Twitter Demographics

The data shown below were collected from the profiles of 802 tweeters who shared this research output. Click here to find out more about how the information was compiled.

Mendeley readers

The data shown below were compiled from readership statistics for 863 Mendeley readers of this research output. Click here to see the associated Mendeley record.

Geographical breakdown

Country Count As %
United States 4 <1%
United Kingdom 4 <1%
Germany 2 <1%
Canada 1 <1%
Norway 1 <1%
Taiwan 1 <1%
Japan 1 <1%
Brazil 1 <1%
Unknown 848 98%

Demographic breakdown

Readers by professional status Count As %
Researcher 124 14%
Student > Ph. D. Student 120 14%
Student > Bachelor 115 13%
Student > Master 106 12%
Other 55 6%
Other 212 25%
Unknown 131 15%
Readers by discipline Count As %
Medicine and Dentistry 221 26%
Nursing and Health Professions 57 7%
Social Sciences 55 6%
Agricultural and Biological Sciences 47 5%
Biochemistry, Genetics and Molecular Biology 44 5%
Other 253 29%
Unknown 186 22%

Attention Score in Context

This research output has an Altmetric Attention Score of 2914. This is our high-level measure of the quality and quantity of online attention that it has received.
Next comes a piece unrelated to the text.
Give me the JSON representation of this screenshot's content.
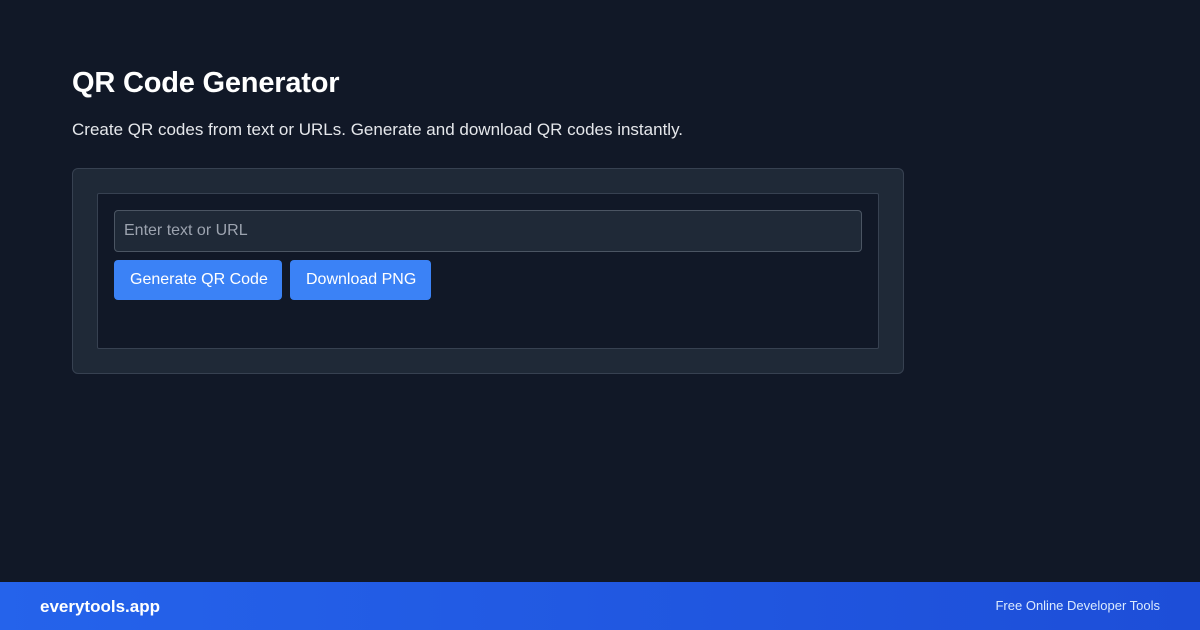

This Attention Score, as well as the ranking and number of research outputs shown below, was calculated when the research output was last mentioned on 16 March 2021.
All research outputs
#1,206
of 18,263,379 outputs
Outputs from The Lancet
#90
of 37,235 outputs
Outputs of similar age
#19
of 269,804 outputs
Outputs of similar age from The Lancet
#3
of 510 outputs
Altmetric has tracked 18,263,379 research outputs across all sources so far. Compared to these this one has done particularly well and is in the 99th percentile: it's in the top 5% of all research outputs ever tracked by Altmetric.
So far Altmetric has tracked 37,235 research outputs from this source. They typically receive a lot more attention than average, with a mean Attention Score of 58.6. This one has done particularly well, scoring higher than 99% of its peers.
Older research outputs will score higher simply because they've had more time to accumulate mentions. To account for age we can compare this Altmetric Attention Score to the 269,804 tracked outputs that were published within six weeks on either side of this one in any source. This one has done particularly well, scoring higher than 99% of its contemporaries.
We're also able to compare this research output to 510 others from the same source and published within six weeks on either side of this one. This one has done particularly well, scoring higher than 99% of its contemporaries.